Language and languages, Verbal behavior, Oral communication, Burrhus Frederic Skinner (1904-1990)
Skinner’s purpose in Verbal Behavior is to make the study of behavior a science and thus to eliminate argument, rhetoric, and metaphor. But clearly Skinner has not completely eliminated argument, rhetoric, and metaphor from his study. This discussion of Skinner’s work demonstrates that these rhetorical and persuasive ways are tied into his "scientific" investigation of language and verbal behavior, and in many ways, it is these very methods that allow Skinner to create and describe his conception of verbal behavior, even as he claims to be eliminating and avoiding the use of these techniques.
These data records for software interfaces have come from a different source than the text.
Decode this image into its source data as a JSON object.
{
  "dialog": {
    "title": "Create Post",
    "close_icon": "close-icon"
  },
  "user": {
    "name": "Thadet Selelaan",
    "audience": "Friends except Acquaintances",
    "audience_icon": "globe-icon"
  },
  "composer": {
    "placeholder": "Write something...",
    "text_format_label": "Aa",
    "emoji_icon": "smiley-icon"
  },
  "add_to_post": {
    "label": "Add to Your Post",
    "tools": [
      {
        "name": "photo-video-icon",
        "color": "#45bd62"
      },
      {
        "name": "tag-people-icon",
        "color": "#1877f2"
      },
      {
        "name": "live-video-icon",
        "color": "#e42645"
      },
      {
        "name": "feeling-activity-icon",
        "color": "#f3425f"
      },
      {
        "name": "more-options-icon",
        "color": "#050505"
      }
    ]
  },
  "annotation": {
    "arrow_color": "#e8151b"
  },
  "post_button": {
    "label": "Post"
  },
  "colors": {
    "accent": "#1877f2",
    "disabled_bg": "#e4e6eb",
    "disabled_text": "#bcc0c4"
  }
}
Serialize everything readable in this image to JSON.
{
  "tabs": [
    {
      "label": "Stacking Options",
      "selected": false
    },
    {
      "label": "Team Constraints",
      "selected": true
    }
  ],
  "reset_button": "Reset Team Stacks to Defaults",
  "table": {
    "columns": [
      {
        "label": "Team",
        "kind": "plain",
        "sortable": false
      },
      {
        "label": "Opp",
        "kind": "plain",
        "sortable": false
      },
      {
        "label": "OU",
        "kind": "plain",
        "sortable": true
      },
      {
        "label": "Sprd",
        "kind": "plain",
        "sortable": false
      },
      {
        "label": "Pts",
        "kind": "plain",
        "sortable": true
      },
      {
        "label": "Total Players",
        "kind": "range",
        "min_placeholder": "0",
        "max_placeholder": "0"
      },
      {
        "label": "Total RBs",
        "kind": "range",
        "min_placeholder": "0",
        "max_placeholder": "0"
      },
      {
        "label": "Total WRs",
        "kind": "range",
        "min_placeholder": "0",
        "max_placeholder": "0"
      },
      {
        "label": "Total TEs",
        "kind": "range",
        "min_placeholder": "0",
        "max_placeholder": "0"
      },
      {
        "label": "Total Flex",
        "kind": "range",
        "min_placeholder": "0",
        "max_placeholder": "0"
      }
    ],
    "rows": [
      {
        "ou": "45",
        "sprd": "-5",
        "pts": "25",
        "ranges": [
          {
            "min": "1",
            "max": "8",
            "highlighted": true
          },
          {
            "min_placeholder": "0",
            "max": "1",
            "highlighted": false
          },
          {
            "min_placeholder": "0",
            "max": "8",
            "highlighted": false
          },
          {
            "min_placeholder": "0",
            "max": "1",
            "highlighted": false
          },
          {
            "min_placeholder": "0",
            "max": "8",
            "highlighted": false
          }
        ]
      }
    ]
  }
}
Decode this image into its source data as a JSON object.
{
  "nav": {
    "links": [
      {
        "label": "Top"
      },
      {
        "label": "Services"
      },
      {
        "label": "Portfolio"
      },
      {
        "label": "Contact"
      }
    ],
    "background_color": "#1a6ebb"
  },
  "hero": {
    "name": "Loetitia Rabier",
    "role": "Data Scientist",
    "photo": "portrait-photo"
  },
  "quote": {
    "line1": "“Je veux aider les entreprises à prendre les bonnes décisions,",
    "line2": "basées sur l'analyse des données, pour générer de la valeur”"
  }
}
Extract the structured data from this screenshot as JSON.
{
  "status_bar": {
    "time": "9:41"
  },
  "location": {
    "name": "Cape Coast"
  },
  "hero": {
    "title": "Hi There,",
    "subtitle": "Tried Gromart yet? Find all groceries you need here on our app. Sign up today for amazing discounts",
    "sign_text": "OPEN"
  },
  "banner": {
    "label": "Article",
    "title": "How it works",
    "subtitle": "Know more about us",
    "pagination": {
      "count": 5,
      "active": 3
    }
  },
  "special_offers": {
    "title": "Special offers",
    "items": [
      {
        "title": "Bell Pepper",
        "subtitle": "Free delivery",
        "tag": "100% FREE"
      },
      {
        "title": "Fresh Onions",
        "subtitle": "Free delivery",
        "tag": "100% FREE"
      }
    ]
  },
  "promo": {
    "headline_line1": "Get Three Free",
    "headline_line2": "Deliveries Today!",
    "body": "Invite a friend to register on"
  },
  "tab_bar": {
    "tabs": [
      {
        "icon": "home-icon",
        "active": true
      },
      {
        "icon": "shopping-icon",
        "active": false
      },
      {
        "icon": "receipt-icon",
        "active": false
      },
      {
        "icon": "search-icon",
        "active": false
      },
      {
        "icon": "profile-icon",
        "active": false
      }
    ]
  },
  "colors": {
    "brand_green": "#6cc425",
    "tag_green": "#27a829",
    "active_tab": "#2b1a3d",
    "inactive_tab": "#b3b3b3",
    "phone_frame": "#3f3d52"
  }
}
This analysis of Skinner's Verbal Behavior will examine the argument and discourse that Skinner engages in throughout this text with these other approaches, as well as examine Skinner's conception of science and how he uses it as an approach to the study and structuring of human verbal behavior.
"Structuring Skinner: Argument, Structure, and Metaphor in Verbal Behavior,"
Anthós (1990-1996): Vol. 1
, Article 4.
Available at: http://pdxscholar.library.pdx.edu/anthos_archives/vol1/iss4/4